BANGKOK, 16 October 2017” Thailand’s aviation industry heaved a sigh or relief, earlier this month, when the International Civil Aviation Organisation removed its red flag on the country’s safety and compliance standards.
A green flag opens the way for Thai airlines to once more add international services to countries that had earlier capped flight levels.
In truth, the country’s airlines were not strictly at fault. They had maintained high safety standards independently of government checks. The problem was government oversight, which proved to be shoddy.
The ICAO took issue with Thailand’s civil aviation authorities for failing to adhere to duty-of-care regulations, a lack of oversight and compliance with international standards. The nation was red flagged.
Apart from the loss of face for Thailand, which sees itself as an aviation leader and hub in Asia, it was financially damaging for airlines registered in the country. It prevented, or hindered, efforts to expand new services, particularly beyond Southeast Asia.
ICAO’s removal of the red flag indicates the painful process that focused on restructuring the country’s civil aviation authorities was successful.
ICAO’s jurisdiction stops at the doors of government civil aviation bureaus that are entrusted with the task of working in a transparent manner to ensure checks and balances are carried out.
Consumers rely on those checks and balances every time they book a flight.

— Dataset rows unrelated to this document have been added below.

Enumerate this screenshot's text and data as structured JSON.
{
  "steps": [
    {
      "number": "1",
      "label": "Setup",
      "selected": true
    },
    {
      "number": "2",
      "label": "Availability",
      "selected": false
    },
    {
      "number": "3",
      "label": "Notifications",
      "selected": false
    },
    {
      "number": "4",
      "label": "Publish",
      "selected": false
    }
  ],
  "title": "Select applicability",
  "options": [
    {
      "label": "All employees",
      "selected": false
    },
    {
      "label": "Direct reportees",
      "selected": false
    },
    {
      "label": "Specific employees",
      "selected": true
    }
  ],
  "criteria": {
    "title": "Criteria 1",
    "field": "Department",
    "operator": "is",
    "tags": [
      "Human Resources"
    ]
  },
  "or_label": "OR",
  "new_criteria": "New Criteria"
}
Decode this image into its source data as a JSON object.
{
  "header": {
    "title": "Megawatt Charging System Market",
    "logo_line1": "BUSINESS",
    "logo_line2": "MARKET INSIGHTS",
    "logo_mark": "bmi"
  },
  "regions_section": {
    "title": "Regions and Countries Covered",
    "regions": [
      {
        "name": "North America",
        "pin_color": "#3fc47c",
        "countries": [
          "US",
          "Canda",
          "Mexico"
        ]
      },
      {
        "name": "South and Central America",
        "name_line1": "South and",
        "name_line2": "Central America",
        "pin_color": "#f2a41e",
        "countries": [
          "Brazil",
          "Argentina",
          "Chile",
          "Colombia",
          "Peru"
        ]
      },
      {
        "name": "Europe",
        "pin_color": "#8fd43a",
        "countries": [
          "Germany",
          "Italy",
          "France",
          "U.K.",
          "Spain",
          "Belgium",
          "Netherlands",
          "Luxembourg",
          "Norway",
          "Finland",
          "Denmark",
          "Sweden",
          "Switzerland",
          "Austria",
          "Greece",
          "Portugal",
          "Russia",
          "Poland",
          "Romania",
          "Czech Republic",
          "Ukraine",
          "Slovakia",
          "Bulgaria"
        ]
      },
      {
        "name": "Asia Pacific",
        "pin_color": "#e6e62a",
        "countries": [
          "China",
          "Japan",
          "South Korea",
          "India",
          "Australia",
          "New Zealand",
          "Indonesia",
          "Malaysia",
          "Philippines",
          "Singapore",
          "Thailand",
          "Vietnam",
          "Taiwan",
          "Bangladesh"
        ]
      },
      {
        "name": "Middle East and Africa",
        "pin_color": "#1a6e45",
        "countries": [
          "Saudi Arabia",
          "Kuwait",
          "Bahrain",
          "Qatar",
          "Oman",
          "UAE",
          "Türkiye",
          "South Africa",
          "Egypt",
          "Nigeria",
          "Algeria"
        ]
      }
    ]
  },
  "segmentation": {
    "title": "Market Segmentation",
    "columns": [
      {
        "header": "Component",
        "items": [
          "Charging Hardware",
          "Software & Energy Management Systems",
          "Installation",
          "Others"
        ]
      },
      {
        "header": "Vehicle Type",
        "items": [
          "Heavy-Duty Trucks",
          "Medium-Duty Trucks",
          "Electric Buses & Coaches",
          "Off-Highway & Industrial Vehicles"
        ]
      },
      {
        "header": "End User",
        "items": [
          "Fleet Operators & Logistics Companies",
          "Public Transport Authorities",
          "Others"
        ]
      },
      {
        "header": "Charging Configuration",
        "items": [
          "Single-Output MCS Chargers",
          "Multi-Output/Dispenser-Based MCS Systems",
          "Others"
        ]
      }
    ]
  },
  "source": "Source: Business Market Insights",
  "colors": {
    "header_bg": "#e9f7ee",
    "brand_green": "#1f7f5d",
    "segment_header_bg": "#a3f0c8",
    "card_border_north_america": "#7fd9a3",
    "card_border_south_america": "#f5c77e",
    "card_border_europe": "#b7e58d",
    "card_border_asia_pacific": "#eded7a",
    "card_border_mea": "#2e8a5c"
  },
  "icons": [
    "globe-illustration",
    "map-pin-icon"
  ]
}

They believe someone is looking after their interests by ensuring airlines comply with international standards.
If the bureaus are shoddy and complacent, then ultimately the travelling public will suffer. Consumer protection should be a high priority and it starts by ensuring airlines comply with the rules of compensation on delayed or cancelled flights. But there are other factors, too, that impact on consumer confidence. Often airlines overcharge on routes where they have a virtual monopoly with fares completely out of sync with the distance covered.
We all understand that airlines have to turn a profit. For example if they are actively promoting new routes at considerable cost there is some justification for setting higher fares on well established and profitable routes. But often the higher fares remain for decades. They become the norm.
For example, fares on the Bangkok-Samui sector have been far too expensive no matter how you argue that the airline in question is using some of its profits to develop new routes.
Bangkok Airways is one of the few Thai airlines to consistently declare an annual profit and should be praised for its many innovations and quality service. However, that does not justify the fares it quotes on routes to Samui.